◆ Work task: Where a line in the entries below contains the word "this", it counts; give the total by itself.

◆ The input:
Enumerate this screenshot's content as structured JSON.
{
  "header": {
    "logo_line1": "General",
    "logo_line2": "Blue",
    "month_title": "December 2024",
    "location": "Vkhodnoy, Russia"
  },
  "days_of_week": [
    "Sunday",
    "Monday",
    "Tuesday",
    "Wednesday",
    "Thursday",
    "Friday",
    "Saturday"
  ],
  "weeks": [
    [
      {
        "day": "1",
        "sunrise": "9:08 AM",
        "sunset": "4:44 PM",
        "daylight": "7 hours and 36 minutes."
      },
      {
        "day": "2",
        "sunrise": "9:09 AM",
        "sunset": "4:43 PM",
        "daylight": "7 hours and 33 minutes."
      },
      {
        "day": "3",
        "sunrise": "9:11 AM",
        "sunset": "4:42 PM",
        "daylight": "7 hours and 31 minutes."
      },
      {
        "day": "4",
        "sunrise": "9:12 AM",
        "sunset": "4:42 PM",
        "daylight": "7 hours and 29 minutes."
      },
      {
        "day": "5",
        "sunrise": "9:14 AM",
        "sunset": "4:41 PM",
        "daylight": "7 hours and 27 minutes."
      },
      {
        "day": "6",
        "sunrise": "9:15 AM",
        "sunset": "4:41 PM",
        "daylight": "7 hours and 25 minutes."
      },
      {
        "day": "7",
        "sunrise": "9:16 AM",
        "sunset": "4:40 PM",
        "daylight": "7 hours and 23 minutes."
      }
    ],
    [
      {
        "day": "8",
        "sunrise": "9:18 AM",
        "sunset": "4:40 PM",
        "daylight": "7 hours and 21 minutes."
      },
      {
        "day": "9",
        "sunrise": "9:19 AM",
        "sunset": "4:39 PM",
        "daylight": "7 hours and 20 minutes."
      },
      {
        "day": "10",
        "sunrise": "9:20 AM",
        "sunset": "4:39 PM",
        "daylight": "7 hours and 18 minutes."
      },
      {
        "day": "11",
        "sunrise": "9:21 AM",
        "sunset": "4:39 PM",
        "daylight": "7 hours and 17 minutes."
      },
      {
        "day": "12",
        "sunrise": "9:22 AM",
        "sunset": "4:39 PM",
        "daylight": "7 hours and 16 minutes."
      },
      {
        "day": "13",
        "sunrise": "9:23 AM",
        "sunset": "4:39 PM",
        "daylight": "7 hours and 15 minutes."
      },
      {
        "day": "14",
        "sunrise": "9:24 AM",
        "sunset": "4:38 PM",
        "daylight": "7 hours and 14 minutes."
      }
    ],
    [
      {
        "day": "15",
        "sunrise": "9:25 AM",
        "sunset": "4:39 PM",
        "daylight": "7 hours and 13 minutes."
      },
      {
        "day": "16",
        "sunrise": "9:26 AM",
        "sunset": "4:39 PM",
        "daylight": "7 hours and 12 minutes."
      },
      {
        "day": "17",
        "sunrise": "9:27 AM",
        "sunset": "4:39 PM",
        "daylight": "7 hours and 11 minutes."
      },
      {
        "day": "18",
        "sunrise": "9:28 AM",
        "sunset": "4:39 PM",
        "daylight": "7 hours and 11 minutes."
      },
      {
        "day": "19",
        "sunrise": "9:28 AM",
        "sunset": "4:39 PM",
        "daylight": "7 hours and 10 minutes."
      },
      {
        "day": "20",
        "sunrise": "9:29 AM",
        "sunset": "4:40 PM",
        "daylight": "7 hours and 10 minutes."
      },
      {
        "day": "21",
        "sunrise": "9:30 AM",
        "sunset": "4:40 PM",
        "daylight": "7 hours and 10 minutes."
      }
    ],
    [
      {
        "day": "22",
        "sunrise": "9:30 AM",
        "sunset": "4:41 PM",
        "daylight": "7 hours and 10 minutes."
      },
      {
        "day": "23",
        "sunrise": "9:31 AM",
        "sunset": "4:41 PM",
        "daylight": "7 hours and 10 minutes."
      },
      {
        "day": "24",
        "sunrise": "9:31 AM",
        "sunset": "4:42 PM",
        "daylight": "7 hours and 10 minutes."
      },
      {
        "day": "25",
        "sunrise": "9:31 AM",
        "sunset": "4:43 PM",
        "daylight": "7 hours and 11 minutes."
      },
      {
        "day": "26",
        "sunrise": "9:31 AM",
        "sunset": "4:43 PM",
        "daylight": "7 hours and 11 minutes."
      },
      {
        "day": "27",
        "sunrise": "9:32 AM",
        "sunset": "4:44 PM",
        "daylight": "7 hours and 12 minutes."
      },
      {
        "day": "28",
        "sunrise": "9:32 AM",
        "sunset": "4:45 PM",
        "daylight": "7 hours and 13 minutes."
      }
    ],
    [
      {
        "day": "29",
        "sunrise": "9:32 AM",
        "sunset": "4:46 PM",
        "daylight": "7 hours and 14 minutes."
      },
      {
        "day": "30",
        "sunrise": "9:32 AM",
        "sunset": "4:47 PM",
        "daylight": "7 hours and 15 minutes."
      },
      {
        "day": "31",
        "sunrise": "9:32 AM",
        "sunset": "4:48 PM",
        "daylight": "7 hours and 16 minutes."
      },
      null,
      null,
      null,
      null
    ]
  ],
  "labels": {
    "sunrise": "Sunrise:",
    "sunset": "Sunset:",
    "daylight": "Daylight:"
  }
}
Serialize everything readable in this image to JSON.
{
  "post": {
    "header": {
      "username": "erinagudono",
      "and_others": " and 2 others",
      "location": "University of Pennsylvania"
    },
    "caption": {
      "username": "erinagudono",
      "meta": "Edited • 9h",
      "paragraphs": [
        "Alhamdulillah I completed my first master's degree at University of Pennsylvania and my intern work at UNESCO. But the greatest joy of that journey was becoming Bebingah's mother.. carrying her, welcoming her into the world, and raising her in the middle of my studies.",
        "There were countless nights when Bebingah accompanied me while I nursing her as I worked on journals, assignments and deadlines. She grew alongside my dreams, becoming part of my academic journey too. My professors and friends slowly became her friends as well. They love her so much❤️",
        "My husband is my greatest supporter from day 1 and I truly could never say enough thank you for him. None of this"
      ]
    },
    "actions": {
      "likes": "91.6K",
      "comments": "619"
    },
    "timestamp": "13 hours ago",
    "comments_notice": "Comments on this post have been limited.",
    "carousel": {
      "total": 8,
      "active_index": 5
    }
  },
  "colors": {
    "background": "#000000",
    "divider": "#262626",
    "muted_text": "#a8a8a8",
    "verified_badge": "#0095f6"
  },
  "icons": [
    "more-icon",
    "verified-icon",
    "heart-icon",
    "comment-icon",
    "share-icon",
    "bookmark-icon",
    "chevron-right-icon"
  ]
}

◆ Task solution: 4